_What the task requires_
If a line in the records below contains the word "SCAN", return that line.

Data records for software interfaces:
--

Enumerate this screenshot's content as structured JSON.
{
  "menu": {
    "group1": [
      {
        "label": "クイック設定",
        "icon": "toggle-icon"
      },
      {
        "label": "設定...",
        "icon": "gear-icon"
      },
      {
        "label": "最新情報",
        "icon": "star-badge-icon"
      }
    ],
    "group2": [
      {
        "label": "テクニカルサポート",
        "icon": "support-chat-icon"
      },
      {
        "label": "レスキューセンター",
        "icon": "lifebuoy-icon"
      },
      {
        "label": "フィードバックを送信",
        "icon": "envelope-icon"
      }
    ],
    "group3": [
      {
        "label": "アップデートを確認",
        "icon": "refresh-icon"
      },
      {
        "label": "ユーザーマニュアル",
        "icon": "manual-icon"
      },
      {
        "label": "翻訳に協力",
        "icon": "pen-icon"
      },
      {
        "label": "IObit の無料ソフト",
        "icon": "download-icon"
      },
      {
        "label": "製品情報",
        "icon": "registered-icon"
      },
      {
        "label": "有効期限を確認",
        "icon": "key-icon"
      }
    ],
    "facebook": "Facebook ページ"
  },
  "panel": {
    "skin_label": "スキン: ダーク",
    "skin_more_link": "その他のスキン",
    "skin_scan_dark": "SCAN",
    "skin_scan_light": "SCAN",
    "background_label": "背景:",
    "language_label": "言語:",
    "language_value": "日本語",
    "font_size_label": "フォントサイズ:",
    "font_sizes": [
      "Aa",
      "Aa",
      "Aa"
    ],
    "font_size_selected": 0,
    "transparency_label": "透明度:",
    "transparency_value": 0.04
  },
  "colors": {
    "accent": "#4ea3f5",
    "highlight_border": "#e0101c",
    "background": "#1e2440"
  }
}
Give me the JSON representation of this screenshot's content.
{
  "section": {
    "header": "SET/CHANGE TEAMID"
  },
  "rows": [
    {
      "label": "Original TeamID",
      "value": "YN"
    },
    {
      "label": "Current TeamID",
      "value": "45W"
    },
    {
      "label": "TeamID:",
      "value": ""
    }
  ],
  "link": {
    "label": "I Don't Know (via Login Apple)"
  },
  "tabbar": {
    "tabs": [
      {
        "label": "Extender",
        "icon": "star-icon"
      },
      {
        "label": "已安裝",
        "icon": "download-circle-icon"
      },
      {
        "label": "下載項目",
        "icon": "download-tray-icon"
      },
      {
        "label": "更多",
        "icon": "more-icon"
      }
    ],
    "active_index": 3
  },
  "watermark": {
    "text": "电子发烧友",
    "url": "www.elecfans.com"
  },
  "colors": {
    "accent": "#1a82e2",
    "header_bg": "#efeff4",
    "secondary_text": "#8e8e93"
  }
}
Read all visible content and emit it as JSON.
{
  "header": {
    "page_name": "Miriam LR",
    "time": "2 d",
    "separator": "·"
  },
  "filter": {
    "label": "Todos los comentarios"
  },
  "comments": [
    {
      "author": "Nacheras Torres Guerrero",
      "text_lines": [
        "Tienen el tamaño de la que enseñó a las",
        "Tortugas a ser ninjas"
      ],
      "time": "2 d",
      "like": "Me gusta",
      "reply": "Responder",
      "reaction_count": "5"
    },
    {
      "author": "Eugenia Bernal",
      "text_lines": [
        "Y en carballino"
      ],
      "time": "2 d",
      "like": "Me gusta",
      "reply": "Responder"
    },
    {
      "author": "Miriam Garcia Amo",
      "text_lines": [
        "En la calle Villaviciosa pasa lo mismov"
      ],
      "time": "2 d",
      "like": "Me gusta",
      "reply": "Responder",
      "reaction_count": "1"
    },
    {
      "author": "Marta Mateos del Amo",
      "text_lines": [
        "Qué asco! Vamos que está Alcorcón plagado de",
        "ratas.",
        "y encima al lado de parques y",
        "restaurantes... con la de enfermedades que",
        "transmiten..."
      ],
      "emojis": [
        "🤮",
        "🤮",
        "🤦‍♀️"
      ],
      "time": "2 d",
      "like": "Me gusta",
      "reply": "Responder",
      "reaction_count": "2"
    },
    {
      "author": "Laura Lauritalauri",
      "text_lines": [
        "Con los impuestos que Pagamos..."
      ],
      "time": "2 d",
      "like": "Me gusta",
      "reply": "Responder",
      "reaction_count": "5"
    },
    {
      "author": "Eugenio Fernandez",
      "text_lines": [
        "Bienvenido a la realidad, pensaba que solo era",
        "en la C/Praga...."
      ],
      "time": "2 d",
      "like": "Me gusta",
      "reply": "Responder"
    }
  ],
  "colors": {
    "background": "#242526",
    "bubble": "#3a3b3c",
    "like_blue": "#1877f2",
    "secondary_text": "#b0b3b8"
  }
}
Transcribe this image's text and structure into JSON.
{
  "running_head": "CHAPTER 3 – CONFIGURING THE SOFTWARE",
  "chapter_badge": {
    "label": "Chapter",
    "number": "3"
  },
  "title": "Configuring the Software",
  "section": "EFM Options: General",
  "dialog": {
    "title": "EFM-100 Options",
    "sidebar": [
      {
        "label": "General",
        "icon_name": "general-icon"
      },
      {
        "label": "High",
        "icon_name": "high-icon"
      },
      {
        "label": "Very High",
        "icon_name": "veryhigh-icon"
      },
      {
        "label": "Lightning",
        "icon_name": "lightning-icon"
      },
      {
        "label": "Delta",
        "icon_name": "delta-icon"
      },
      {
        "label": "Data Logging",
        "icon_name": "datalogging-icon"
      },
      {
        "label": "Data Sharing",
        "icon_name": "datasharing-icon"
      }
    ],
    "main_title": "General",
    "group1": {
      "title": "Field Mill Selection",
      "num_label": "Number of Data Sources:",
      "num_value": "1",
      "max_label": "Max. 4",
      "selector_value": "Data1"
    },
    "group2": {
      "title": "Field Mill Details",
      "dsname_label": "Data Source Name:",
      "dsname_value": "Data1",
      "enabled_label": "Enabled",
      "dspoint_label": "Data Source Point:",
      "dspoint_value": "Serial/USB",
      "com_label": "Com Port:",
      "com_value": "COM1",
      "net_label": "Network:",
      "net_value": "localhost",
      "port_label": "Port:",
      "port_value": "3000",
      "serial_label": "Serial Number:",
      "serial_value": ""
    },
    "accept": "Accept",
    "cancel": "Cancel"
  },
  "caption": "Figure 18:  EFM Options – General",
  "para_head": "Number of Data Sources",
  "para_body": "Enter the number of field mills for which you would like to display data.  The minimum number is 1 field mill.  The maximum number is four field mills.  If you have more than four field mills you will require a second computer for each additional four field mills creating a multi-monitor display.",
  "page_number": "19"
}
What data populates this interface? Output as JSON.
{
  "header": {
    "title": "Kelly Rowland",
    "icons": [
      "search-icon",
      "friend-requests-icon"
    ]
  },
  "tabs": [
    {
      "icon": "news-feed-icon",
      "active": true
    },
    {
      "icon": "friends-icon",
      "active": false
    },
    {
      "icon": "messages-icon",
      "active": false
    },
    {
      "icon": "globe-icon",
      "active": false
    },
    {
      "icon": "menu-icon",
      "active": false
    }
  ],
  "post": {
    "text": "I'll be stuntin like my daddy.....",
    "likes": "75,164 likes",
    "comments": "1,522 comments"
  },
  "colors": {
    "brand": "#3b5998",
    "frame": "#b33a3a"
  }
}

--

_Output below_
    "skin_scan_dark": "SCAN",
    "skin_scan_light": "SCAN",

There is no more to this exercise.